Georgia Tech was a solid producer of draftable talent from 2004-10, but Tech has had only two players selected in the '11 and '12 drafts, and none in April. Not so coincidentally, the talent left behind when Chan Gailey was fired as coach basically was gone after 2010, so the recent talent drain can be blamed on coach Paul Johnson.
Tech hasn't necessarily suffered on the field -- the Yellow Jackets are 40-26 since Johnson took over before the 2008 season -- but his triple-option offense is a tough sell to a lot of high-caliber skill-position high school players. In addition, Tech has lost 19 games in the past three seasons.
The best NFL prospects on this season's team are defenders, and that defense has a chance to be sturdy. If new QB Vad Lee comes through, Tech could be an eight-win team and be a darkhorse contender for the ACC Coastal Division crown.
Top senior prospects
DE Jeremiah Attaochu: Attaochu (6-foot-3, 240 pounds) was third in the ACC with 10 sacks last season, and he has 19 in his career. This will be his first season at defensive end. He had been an outside linebacker and his lack of bulk is worrisome when it comes to holding up against the run. He probably is best suited to be an outside linebacker in a 3-4 base defense at the next level because of his pass-rushing skills. Attaochu, who was born in Nigeria and went to high school in Washington, D.C., has good speed and can go sideline-to-sideline.
SS Isaiah Johnson: He is entering his third season as a starter. Johnson (6-2, 208) led Tech with 87 tackles last season, and he puts his size to good use against the run. He is physical, a solid tackler and can run. Johnson's coverage skills are questionable (five picks and five pass breakups in his career), but he has good instincts and can deliver a blow. He missed spring practice with what Tech termed a "lower-extremity injury."
CB Jemea Thomas: Thomas (5-10, 195) is moving to corner from free safety, where he started all 14 games last season. He has good speed, but his coverage skills will be put to the test this fall. He covered a lot of ground at safety, and there's a chance he could move back there at the next level. He was second on the team with 86 tackles last season, and he added four picks and six pass breakups.
LB Brandon Watts: Watts (6-2, 238) will start at outside linebacker in Tech's new 4-3 scheme, but he also has the ability to play inside. He is a good athlete with good speed, but consistency has been an issue. As athletic as he is, he hasn't made a huge impact. Watts will be starting for the second season in a row. He missed spring practice with an undisclosed injury.
CB Louis Young: Young (6-1, 196) has good size and speed (a legitimate 4.4 in the 40), but he also has been plagued by inconsistency throughout his career. He will be a three-year starter, but despite all his physical gifts he has only two picks and seven pass breakups. Young has no problems being physical, but he is a sloppy tackler who too often goes for the big hit instead of wrapping up. He is one of three senior starters in the secondary. He is the most talented on paper, but he also has done the least of the trio on the field.

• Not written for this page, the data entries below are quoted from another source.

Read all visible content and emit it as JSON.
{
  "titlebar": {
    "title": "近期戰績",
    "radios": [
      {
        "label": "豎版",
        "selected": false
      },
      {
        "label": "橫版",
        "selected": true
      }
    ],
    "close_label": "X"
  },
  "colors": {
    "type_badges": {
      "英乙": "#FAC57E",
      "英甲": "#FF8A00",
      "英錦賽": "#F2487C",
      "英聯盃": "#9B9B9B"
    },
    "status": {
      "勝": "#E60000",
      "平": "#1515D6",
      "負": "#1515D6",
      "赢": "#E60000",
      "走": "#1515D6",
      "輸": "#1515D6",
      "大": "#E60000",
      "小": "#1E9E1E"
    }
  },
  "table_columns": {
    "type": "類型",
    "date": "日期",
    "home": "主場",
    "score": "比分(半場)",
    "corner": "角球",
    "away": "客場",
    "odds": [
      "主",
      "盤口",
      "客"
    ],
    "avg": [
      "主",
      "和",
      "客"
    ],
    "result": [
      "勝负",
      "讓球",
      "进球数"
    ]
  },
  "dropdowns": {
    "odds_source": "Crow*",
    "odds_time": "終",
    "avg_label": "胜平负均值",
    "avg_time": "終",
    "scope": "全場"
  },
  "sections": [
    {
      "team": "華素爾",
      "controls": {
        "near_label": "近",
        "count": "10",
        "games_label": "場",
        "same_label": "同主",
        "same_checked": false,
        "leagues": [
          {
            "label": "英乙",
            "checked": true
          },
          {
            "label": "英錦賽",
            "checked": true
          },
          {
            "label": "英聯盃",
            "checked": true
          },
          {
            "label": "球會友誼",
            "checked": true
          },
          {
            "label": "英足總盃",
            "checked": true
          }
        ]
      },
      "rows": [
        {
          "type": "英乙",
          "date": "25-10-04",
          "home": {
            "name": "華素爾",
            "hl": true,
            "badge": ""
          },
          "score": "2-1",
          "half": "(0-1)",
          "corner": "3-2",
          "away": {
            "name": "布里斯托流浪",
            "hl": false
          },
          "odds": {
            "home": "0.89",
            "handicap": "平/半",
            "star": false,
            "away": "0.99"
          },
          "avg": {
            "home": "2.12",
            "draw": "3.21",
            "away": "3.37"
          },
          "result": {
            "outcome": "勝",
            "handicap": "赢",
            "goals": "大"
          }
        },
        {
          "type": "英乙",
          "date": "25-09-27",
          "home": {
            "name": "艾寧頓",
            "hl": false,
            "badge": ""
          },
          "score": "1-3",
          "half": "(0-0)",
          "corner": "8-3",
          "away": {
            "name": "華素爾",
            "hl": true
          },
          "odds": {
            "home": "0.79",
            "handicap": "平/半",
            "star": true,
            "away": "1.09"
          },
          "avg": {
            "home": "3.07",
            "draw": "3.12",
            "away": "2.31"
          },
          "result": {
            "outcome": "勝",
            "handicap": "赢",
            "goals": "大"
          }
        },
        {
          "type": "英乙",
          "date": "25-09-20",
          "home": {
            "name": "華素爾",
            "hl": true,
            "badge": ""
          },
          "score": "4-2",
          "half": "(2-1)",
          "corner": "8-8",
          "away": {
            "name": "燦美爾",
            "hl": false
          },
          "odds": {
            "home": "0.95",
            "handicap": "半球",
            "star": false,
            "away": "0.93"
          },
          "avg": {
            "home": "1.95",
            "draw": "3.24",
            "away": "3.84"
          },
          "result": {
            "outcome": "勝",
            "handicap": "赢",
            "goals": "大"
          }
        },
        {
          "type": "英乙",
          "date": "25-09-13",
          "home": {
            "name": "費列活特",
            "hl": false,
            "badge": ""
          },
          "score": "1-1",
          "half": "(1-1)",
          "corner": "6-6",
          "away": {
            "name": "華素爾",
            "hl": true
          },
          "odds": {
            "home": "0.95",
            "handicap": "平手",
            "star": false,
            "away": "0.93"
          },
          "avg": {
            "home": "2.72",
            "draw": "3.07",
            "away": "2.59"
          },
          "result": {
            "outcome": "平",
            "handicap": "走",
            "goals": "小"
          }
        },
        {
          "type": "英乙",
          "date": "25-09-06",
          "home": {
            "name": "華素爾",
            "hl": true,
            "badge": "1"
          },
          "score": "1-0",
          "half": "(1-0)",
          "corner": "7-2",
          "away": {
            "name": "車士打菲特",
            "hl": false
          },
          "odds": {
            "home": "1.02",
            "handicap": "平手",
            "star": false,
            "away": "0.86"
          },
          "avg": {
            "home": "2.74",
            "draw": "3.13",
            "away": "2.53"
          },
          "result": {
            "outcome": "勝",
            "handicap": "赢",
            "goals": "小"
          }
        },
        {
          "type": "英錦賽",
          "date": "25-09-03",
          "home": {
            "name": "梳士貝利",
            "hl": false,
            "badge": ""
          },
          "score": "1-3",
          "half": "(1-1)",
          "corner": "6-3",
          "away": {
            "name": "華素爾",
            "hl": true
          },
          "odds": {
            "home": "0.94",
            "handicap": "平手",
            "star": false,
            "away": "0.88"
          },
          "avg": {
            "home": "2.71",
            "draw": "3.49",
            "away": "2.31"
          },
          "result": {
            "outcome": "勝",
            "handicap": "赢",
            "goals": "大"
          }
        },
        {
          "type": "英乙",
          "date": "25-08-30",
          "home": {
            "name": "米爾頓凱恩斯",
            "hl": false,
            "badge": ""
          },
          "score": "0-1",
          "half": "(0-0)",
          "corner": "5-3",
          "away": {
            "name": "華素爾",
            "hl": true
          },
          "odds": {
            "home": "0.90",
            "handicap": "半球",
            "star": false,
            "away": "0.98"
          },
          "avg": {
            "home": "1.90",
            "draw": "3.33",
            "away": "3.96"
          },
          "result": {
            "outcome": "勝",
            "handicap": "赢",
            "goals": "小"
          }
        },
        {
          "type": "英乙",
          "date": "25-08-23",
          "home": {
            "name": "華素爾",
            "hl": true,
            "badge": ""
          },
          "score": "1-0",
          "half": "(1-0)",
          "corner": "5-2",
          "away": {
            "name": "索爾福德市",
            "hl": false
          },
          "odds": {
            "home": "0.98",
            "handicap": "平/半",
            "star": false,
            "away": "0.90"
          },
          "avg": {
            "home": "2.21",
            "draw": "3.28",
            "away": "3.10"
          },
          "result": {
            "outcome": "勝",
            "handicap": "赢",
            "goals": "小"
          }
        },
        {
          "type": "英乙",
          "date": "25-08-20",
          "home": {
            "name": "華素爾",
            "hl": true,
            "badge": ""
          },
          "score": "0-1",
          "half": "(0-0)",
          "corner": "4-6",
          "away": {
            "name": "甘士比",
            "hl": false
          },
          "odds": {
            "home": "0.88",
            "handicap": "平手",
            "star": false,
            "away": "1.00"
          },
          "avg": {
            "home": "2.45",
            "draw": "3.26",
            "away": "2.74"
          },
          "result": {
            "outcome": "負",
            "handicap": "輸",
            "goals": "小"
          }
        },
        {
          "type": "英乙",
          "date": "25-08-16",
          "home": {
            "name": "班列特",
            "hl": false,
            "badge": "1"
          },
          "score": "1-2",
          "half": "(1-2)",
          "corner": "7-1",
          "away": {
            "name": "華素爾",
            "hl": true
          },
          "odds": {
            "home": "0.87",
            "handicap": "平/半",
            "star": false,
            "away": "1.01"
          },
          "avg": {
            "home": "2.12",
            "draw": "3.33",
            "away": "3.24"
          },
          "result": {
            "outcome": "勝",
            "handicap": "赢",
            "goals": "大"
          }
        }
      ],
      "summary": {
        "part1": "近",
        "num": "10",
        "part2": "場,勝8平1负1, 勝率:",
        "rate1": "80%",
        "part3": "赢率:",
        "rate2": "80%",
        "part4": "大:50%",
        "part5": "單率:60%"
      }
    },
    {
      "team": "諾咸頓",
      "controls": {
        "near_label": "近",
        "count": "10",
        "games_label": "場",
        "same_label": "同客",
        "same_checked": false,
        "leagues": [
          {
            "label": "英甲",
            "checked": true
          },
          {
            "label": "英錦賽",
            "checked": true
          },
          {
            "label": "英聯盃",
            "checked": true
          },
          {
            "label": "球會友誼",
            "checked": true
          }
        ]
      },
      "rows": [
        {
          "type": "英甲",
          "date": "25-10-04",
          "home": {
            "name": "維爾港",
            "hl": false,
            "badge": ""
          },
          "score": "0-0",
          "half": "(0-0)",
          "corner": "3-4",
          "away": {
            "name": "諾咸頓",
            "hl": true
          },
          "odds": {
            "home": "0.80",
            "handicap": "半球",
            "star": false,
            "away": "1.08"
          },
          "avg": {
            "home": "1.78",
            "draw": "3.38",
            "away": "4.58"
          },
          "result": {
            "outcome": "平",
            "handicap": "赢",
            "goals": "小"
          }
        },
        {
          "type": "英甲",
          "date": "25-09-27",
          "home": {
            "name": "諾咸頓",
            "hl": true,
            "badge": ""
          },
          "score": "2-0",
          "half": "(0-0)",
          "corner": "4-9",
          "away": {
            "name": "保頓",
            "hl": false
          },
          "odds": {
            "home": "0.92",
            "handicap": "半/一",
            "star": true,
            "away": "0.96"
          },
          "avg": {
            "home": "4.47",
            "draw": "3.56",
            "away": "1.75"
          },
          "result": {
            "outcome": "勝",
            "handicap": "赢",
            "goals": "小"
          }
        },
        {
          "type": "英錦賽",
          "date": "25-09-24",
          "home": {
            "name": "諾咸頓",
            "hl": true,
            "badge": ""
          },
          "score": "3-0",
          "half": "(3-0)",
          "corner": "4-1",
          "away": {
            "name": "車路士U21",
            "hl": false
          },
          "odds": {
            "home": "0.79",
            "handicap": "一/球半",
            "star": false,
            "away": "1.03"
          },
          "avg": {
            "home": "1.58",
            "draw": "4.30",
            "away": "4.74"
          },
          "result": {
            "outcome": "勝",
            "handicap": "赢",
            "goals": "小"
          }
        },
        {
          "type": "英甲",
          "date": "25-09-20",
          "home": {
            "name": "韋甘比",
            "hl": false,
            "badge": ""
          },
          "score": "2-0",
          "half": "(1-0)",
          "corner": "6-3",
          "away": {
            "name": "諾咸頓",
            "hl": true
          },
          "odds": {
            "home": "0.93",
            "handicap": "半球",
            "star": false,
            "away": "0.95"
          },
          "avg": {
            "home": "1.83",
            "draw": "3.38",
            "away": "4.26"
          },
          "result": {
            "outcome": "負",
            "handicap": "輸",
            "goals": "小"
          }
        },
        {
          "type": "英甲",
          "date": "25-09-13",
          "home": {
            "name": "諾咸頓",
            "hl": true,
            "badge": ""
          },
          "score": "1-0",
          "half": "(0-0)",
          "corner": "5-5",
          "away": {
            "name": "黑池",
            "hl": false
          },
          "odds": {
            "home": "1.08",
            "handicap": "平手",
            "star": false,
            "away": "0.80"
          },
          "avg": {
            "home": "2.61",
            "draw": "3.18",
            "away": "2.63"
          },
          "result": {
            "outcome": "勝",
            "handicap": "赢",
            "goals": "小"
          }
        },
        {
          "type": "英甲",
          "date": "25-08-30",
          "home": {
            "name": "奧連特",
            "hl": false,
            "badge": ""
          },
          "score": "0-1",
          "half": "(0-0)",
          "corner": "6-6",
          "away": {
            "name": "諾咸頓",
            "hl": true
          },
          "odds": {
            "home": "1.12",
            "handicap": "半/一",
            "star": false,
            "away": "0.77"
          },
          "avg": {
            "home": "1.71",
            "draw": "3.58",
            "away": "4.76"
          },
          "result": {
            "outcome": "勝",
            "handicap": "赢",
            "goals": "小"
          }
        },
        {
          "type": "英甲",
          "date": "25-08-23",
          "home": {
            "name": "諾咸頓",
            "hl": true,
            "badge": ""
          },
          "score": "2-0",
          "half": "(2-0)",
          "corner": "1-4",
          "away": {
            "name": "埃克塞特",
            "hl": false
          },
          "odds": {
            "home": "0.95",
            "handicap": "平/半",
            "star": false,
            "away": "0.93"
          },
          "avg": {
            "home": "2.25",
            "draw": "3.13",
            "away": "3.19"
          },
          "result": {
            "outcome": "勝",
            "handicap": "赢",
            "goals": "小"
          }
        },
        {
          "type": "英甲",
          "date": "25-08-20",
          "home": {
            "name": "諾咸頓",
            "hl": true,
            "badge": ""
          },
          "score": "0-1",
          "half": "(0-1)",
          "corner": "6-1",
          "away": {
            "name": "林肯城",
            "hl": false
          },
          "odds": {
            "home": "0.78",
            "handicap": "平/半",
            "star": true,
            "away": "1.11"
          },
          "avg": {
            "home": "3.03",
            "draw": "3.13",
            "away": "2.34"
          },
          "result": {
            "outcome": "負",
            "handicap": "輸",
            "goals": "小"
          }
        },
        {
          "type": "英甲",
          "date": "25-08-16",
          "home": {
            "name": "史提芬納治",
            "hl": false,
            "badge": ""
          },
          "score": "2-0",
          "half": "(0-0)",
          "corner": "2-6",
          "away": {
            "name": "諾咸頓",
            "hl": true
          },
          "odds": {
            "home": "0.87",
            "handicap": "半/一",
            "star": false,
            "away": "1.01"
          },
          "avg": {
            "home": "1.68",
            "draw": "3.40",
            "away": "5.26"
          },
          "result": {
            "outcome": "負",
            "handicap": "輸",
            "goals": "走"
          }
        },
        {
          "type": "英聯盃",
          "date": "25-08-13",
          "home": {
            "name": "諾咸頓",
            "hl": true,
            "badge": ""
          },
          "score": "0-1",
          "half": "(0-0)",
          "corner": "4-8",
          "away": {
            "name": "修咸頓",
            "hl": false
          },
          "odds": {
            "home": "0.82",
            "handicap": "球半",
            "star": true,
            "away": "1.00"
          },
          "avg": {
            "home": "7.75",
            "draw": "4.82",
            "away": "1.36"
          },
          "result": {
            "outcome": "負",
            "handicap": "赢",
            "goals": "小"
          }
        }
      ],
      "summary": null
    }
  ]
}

ILB Jabari Hunt-Days: He should thrive in the new 4-3 scheme, as he is made to play middle linebacker. Hunt-Days (6-3, 252) started all 14 games as a redshirt freshman last season and finished third on the team with 84 tackles. While he is best against the run, where he can put his physical nature to good use, he showed average coverage skills last season and had four pass breakups. Becoming a better-rounded 'backer should be his focus this season, but he definitely has all-league potential. He missed spring drills with an undisclosed injury.
WR Darren Waller: Waller is a junior with only eight career catches. He has intriguing size (6-5, 228), though, and can cover a lot of ground with his long strides. Tech should be better throwing the ball this season, and Waller definitely has the potential for a 40-catch season. Then again, given the vagaries of the triple-option offense, he could end up with eight receptions again. As you would expect from a wide receiver in a triple-option offense, Waller is a good blocker.
Three must-see games of 2013
Oct. 5 at Miami: Attaochu will be going against some touted offensive tackles as he tries to get to Miami QB Stephen Morris. Miami RB Duke Johnson can be tough to tackle, putting the onus on Hunt-Days and Watts to play steady football. And Johnson, Thomas and Young will face a deep, talented receiving corps.
Nov. 14 at Clemson: The Tigers should have the best passing attack in the ACC. Can Attaochu make things tough for Clemson QB Tajh Boyd? And can Tech's secondary handle Tigers WR Sammy Watkins?
Nov. 30 vs. Georgia: The Bulldogs have owned this rivalry of late, winning 11 of the past 12. Hunt-Days and Watts will be going against perhaps the nation's best tailback duo in Todd Gurley and Keith Marshall. Attaochu could find it tough sledding to get to Bulldogs QB Aaron Murray, who will test Tech's veteran secondary.